      • Makes laws – legislation
      • Passes the budget
      • Monitors the government
      • Debates issues
      • “ R ecruiting office”
      • Can force a government to resign
    http://access.cappelen.no
  • 16. System of Government
    • What does House of Lords do?
      • Reviews/revises legislation
      • Debating chamber
      • Monitors the government
      • Life peers with expertise
    • Is the House of Lords necessary? - Reform in 1999 was quite cautious - Relatively slow reform process
    http://access.cappelen.no
  • 17. System of Government
    • What does the PM do?
      • Chooses cabinet
      • Decides the overriding strategy of government
      • Patronage
      • Can call an election
      • Meets foreign leaders
      • Debates in Parliament
    http://access.cappelen.no
  • 18. System of Government
    • The Cabinet:
    • Approximately 20 members
    • Responsible for Government’s policies
    • Some of the major posts:
      • Chancellor of the Exchequer
      • Foreign Secretary
      • Home Secretary
    http://access.cappelen.no
  • 19. Political Parties in the UK
  • 20. Introduction
    • Today there are three major political parties in the British system of politics:
    • The Labour Party (often called New Labour) – the centre-Left party currently led by Harriet Harman (in an acting capacity)

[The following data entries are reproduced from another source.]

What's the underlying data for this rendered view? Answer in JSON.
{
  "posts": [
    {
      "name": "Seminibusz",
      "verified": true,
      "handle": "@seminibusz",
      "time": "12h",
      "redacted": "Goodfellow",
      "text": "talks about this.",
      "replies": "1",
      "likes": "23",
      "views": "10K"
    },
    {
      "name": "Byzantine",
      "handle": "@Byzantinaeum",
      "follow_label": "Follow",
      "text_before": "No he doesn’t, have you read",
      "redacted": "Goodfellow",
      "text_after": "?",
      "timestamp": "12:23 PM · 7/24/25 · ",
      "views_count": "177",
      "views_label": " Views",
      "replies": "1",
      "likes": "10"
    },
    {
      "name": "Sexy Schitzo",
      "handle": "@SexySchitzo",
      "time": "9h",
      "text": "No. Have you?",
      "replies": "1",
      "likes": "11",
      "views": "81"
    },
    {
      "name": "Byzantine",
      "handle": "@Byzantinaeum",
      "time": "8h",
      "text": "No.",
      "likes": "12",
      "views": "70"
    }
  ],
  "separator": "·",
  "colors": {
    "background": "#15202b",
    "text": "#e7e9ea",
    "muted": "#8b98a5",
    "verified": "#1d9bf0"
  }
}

    • The Conservative Party (frequently called the Tories) – the centre-Right party currently led by David Cameron
    • The Liberal Democrat Party (known as the Lib Dems) – the centrist, libertarian party currently led by Nick Clegg
  • 21. Political Parties
    • The Labour Party
      • Working-class/socialist
      • Welfare state
      • Nationalisation of key industries
      • NHS
      • More taxation, especially of the wealthy
    • What is New Labour?
    http://access.cappelen.no
  • 22. Political Parties
    • Conservative Party
      • Self-reliance, self-management
      • Free market
      • Relatively low taxation
      • Relatively low public spending
      • Yes to privatisation
      • ” conservatism”: slow change/traditional values/family
    http://access.cappelen.no
  • 23. Political Parties
    • The Liberal Democrats
      • Combination of two parties Liberals and Social Democrats
      • Freedom of the individual
      • Opposed to both socialism and conservatism
      • In favour of devolution
      • Believe in market but not necessarily “ Big Business”
      • What is their biggest problem?
    http://access.cappelen.no
  • 24. British political system
    • The three main political parties in the UK have existed for a century or more and have a strong and stable 'brand image'.
    • It is virtually impossible for someone to be elected to the House of Commons without being a member of an established political party.
    • All political parties strongly 'whip' their elected members which means that, on the vast majority of issues, Members of Parliament of the same party vote as a 'block'.
  • 25. Class and Politics
    • In the past, class was a major determinant of voting intention in British politics, with most working class electors voting Labour and most middle class electors voting Conservative. These days, class is much less important because:
    • Working class numbers have shrunk and now represent only 43% of the electorate.
    • Except at the extremes of wealth, lifestyles are more similar.
    • Class does not determine voting intention so much as values, trust and competence.
  • 26. Consensus in British Politics
    • In the British political system, there is a broad consensus between the major parties on:
    • the rule of law
    • the free market economy
    • the national health service
    • UK membership of European Union and NAT
  • 27. Differences
    • The main differences between the political parties concern:
    • how to tackle poverty and inequality
    • the levels and forms of taxation
    • the extent of state intervention in the economy
    • the balance between collective rights and individual rights